§ TASK TO COMPLETE
Among the entries below, how many lines have the word "github"? Answer only with the number.
========================================================================
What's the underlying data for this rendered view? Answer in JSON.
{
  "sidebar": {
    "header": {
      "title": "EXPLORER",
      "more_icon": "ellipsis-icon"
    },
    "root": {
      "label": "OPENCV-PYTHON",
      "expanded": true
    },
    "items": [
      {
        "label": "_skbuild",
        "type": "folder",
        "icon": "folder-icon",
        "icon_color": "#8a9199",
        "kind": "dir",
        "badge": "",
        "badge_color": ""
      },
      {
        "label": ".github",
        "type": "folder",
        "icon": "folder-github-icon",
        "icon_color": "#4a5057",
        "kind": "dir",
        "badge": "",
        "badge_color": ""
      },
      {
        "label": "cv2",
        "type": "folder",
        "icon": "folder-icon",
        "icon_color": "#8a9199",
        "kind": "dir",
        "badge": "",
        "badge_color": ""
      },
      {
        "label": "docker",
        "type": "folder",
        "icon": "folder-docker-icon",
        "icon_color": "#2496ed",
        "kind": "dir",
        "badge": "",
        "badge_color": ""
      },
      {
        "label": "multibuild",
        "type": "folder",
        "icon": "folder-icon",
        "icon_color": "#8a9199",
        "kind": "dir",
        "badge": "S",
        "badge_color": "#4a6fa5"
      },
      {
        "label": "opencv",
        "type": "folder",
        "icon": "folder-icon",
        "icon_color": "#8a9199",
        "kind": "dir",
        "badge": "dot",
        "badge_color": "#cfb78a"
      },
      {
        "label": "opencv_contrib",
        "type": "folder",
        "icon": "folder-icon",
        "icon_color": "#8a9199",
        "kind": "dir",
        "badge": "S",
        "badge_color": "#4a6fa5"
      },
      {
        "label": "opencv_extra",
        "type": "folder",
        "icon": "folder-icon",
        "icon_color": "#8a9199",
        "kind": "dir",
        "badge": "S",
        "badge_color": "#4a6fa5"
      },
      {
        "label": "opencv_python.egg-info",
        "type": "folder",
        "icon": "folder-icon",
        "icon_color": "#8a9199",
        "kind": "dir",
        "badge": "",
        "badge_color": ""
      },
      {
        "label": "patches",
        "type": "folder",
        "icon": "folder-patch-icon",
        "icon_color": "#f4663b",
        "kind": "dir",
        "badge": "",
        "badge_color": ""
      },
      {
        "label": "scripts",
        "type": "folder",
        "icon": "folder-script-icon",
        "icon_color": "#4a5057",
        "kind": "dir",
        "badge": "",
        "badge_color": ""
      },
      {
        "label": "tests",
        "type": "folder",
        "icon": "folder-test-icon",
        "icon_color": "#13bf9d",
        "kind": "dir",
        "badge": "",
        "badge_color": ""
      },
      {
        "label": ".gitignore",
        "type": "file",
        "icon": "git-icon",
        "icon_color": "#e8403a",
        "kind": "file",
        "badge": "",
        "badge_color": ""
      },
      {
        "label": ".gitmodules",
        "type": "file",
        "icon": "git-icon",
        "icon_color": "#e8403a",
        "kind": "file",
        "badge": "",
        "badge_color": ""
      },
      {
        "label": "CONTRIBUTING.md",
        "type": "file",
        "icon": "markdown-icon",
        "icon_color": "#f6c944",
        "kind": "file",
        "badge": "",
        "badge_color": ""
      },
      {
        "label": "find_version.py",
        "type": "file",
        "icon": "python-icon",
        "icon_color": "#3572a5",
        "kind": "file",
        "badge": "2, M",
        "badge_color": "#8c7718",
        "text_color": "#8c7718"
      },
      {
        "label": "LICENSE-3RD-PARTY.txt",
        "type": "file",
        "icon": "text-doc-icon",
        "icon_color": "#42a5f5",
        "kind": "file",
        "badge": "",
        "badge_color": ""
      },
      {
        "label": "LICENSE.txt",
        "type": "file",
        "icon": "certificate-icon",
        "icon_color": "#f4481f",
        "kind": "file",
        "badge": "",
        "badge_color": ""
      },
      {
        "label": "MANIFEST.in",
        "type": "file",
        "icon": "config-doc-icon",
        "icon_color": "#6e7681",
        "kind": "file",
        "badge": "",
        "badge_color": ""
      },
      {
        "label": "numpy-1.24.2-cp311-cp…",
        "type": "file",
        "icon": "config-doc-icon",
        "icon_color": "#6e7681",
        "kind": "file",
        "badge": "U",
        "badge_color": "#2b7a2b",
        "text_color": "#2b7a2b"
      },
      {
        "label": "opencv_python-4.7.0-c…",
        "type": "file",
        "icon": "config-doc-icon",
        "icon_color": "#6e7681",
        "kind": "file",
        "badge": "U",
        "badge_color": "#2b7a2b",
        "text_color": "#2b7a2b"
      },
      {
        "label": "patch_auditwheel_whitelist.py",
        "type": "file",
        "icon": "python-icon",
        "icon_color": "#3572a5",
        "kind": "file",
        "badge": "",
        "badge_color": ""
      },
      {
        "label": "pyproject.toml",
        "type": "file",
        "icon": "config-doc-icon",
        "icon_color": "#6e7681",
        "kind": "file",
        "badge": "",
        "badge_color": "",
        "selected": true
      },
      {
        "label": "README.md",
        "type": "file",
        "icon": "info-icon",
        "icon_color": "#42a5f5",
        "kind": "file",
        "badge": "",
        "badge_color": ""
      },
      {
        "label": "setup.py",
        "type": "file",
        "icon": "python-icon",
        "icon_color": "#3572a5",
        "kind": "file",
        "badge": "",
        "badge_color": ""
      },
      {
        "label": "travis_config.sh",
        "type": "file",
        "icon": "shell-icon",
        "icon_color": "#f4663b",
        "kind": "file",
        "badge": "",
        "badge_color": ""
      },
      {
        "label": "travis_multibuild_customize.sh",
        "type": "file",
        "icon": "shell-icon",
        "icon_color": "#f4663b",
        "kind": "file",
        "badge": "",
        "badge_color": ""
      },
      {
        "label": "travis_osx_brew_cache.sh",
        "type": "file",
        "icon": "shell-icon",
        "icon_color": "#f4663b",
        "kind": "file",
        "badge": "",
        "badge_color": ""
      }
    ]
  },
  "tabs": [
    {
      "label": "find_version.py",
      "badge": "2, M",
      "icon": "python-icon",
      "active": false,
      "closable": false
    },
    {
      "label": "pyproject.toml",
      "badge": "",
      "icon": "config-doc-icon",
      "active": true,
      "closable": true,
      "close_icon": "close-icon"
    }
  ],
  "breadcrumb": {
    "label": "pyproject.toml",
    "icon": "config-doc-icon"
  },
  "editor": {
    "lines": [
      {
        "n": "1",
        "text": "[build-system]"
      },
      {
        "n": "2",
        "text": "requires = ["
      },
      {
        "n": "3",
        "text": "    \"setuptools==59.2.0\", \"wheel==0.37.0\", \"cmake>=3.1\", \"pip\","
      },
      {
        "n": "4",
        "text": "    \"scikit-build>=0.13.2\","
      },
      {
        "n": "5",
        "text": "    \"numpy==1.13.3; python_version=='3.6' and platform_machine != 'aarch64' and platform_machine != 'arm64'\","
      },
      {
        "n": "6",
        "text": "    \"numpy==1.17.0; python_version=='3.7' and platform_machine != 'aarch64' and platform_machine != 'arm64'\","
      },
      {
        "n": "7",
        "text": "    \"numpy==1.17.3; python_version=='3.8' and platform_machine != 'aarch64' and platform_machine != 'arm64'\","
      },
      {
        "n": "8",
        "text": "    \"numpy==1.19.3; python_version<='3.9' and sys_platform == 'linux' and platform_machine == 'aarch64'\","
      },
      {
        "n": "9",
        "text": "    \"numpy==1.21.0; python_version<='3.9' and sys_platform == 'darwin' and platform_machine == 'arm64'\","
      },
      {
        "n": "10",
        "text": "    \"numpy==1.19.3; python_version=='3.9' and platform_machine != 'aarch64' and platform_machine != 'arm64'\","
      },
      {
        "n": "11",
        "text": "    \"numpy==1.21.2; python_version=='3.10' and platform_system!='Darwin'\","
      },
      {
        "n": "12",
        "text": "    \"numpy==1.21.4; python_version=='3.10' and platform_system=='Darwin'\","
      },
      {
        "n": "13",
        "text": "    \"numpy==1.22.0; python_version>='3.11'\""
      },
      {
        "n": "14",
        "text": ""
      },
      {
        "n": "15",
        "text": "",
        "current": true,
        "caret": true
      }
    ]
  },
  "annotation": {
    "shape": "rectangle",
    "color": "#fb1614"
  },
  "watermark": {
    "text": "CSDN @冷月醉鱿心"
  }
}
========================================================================
§ EXERCISE SOLUTION
2